    1. Thanks, TUG. Good to see you back around. Everyone has their own style, and I really enjoy the differences. (I love the way you can condense and write pithy, intelligent short pieces, for instance.) We're all going to the same place, even if we use different forms of transportation. ;-)

      Delete
  37. I like it and the reference to seven I use a lot too

    ReplyDelete
  38. So rarely am I jealous another's talent, and despite my best attempts to resist the impulse to wish I written someone else's words, how can I succeed when faced with lines like these?

    "I saw the aching dumbshow of what’s past,
    a flickering stereopticon of days
    each one still a sharpness of blinding glass
    stuck in time’s deep gut the bleeding pass of
    a dance above oblivion’s shifting cracks."

    Reading your poems is for me, always a mixture of admiration and just the slightest drop of envy.

    This, as usual, is insightful and truly accomplished.

    ReplyDelete
  39. Everyone has a cross to bear -- our history and its miseries, the freight of age, the sore shoulder or bum knee (I've got a neck vertebrae that seems to be wearing out), bad bowels, migraines, insomnia ... Yet on those crosses we weave our songs, perhaps because of those crosses, transmuting history into mystery. Remember Philomela whose tongue was cut out to keep her from blabbing about her rape, and she transformed eventually into a songbird. The speaker here deprived (again, again) finds weird solace in a brutal winter's night, weaving a word-spell to charm the ever-vanished-present paramour back into the the scene, observation become transformation, a cuppa tay for a sore and weary heart. The richness of the words and their strangeness help you achieve an inward sweet strangeness you could not have found otherwise.
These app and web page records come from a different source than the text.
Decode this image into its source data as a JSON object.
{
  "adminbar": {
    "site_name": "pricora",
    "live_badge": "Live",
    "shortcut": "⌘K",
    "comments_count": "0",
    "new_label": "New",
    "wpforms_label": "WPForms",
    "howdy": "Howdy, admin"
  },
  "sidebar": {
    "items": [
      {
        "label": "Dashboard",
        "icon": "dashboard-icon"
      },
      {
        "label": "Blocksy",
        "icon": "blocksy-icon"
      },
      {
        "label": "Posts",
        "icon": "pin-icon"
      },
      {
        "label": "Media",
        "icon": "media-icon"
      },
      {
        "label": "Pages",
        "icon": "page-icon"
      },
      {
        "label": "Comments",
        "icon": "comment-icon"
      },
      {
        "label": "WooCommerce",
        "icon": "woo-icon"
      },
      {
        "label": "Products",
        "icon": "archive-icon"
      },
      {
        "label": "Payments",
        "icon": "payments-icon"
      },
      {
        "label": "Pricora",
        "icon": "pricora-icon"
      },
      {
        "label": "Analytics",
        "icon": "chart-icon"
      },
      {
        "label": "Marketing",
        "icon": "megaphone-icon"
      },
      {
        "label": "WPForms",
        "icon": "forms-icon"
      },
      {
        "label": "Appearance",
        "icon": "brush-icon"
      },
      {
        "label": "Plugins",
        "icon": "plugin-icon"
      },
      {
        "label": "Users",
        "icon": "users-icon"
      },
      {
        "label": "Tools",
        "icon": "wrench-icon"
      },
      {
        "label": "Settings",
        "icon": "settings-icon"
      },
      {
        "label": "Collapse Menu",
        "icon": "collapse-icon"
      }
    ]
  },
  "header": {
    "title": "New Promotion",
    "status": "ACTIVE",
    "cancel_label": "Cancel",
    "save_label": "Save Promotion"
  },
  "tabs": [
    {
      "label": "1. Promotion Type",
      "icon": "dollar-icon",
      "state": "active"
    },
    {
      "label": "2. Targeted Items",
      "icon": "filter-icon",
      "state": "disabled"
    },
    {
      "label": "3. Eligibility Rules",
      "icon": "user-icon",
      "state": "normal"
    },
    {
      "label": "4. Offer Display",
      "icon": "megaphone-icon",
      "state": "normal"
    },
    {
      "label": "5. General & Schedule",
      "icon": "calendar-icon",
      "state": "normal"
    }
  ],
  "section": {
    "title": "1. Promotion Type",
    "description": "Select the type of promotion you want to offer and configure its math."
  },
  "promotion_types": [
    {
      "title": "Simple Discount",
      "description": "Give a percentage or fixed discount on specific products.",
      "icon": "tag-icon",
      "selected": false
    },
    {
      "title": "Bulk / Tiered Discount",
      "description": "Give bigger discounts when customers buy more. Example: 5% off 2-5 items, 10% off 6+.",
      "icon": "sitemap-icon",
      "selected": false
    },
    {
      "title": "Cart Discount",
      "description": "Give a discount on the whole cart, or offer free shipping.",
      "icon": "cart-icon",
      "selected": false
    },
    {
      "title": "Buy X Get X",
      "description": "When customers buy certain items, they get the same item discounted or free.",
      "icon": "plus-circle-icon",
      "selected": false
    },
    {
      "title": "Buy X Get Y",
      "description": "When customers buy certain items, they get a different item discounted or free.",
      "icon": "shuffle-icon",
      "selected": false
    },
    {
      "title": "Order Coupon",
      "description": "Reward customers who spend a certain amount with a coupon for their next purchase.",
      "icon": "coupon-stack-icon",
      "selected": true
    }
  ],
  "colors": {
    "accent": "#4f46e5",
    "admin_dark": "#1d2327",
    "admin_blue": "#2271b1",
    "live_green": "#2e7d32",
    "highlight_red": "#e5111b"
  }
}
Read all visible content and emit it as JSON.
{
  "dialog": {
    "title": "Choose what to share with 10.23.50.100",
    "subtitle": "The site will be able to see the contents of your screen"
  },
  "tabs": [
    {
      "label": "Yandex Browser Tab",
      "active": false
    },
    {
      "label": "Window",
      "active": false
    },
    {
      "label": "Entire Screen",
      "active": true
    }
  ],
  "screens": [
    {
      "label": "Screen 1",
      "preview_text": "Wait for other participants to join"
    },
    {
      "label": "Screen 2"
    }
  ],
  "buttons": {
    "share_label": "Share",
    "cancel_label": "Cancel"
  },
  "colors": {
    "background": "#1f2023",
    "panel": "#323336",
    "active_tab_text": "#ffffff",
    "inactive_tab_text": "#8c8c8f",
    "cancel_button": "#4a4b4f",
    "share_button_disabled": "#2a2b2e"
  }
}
Poetry is for heightened (and yes, dirtier) speech; never apologize for the accomplished cookery. People die, I think, for not getting beyond the first draft of transformation. Cheers, friend, - Brendan

    ReplyDelete
    Replies
    1. Thanks B. Appreciate you stopping by during your hiatus.As always, you get to the marrow of the harrow.

      Delete
  40. 'your soul ran free
    parkoured from star to star canopied above me' - these lines really got me into your skylit and deeply mythic poem. and then those clouds crying ice. i can really feel it. your works are treasures. thanks for sharing them.

    ReplyDelete

'Poetry is an echo asking a shadow to dance' ~Carl Sandburg